The original collection includes objects in bronze as well as ceramics from the Villanovan Period (9th-8th century B.C.), Italo-geometric (late 8th-mid 7th century B.C.) and Etrusco-Corinthian (7th-6th century B.C.) earthenware vessels, numerous pieces in bucchero (7th-6th century B.C.), Etruscan vases with black figures (late 6th-early 5th century): articles ascribable to production in southern Etruria, probably within the inland area around Vulci and perhaps the area around Visentium.
The collection further includes ceramics from Greece, which would therefore count among the goods that circulated within the Etruscan world (5th century B.C.), and various examples of ceramics from southern Italy, many of which are artifacts produced in the northern portion of Puglia.
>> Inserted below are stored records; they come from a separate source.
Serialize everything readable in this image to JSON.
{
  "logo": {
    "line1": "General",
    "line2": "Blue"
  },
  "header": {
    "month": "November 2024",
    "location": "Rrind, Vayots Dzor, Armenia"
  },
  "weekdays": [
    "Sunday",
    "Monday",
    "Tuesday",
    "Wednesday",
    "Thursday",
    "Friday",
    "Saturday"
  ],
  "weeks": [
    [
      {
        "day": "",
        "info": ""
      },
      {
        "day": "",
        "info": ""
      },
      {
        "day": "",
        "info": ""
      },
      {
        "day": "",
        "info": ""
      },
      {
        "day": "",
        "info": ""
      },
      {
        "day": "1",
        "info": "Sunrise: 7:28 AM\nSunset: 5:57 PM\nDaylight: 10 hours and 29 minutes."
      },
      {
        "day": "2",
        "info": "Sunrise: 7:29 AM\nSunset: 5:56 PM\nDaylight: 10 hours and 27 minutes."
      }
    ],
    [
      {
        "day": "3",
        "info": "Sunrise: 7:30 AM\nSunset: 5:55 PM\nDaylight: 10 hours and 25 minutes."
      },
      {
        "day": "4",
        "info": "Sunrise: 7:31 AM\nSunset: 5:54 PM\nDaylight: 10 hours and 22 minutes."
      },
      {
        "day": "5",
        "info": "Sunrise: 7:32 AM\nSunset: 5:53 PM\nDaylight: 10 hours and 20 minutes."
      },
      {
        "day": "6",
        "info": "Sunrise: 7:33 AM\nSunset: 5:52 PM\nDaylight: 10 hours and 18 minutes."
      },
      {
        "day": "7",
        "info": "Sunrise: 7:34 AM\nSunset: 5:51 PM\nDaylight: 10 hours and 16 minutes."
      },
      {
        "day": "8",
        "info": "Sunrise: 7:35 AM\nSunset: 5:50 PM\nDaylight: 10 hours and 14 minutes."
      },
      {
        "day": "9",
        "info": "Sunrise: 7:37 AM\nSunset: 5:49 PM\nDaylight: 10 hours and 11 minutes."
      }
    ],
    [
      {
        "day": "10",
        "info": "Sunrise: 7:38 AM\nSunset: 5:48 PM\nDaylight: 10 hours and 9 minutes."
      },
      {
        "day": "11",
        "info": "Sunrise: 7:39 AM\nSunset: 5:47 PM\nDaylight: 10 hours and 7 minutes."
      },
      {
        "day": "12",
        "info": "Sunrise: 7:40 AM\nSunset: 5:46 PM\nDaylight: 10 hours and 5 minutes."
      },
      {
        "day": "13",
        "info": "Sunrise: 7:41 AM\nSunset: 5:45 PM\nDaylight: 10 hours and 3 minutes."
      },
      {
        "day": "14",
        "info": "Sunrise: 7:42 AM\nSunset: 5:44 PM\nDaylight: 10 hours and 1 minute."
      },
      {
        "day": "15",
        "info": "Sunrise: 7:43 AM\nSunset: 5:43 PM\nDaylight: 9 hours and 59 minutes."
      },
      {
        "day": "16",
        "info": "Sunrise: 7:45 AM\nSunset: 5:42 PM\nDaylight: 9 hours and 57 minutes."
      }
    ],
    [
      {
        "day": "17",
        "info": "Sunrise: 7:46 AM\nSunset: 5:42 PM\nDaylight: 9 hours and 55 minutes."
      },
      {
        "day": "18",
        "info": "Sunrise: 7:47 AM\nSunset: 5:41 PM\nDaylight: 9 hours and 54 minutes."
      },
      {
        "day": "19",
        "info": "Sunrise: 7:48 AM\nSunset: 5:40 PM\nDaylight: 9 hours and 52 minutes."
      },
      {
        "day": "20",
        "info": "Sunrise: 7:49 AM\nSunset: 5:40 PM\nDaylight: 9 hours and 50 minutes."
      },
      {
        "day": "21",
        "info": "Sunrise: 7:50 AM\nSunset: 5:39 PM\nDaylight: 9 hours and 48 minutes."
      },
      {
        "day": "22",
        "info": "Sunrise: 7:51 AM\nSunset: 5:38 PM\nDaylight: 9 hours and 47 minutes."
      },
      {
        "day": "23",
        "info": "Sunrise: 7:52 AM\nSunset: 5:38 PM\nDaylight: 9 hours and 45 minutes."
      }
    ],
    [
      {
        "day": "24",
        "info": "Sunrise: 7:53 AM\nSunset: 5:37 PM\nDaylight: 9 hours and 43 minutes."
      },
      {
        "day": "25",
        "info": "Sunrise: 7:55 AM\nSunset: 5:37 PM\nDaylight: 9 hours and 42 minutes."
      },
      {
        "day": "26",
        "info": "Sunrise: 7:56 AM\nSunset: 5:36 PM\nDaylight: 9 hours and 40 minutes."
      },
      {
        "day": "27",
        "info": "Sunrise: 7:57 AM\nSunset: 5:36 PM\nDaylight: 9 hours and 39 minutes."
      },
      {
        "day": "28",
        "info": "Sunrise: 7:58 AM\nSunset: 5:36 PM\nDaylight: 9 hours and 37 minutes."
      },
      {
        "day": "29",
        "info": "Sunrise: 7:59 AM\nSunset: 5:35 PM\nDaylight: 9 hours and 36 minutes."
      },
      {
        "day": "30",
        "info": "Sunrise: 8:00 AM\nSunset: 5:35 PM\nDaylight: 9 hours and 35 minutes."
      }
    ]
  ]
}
The collection of later materials is made up of a few Roman Period articles, such as ointment containers in glass, some coins and several oil lamps.
This exhibition is organized into sections based on the geographic and cultural context of the various artifacts. Complete with explanatory museum labels, the displays provide an in-depth look at many aspects of life in ancient Italy, highlighting customs that arose from local traditions as well as changes brought about by the influence of the Greek world.
Plates for fish, produced in the region of Campania, with black glaze (4th century B.C.): the food for which these plates were intended is evident in the painted fish darting around the inner surfaces… according to tradition, the concave receptacle in the centre functioned as a container for the sauce with which the fish was served!
Cinerary Urn in the shape of a Villanovan Dwelling (first half of the 9th century B.C.): urns of this sort contained the cremated remains of the deceased, ritually and symbolically placed in a “house” in order to recall the essence of the person as well as his or her position in the social group to which he or she belonged.
Pallavicini Archaeological Collection
Via Taverne, 46
Tel. 0578 269590 (Comune)
email: email@example.com – firstname.lastname@example.org
saturday, 10am to 12am
sunday, 4.30pm to 6.30pm
free admission, but you can leave an offer for the maintenance of the Museum
Visitors enter the town through one of the two old gates in the defensive walls which still remain, the Porta al Sole and the Porta al Leccio. Dominating the town is the majestic castle of the Cacciaconti family, with its high tower in white stone and its castellated walls which enclose a giardino all’italiana (Italian garden) and a spacious courtyard. The Romanesque Church of Sts. Peter and Andrew houses a 16th-century decorated urn from the Sienese School containing the remains of Bonizzella Cacciaconti the Blessed. Not far from the centre is the Torre del Molino a Vento (Windmill Tower), an 18th-century dovecot containing some five-hundred terracotta nests, positioned in a checkerboard pattern to accommodate doves. Nearby places not to be missed are the small towns of Castelmuzio and Petroio, surrounded by rich olive groves that make Trequanda one of the most important oil-producing towns in Tuscany.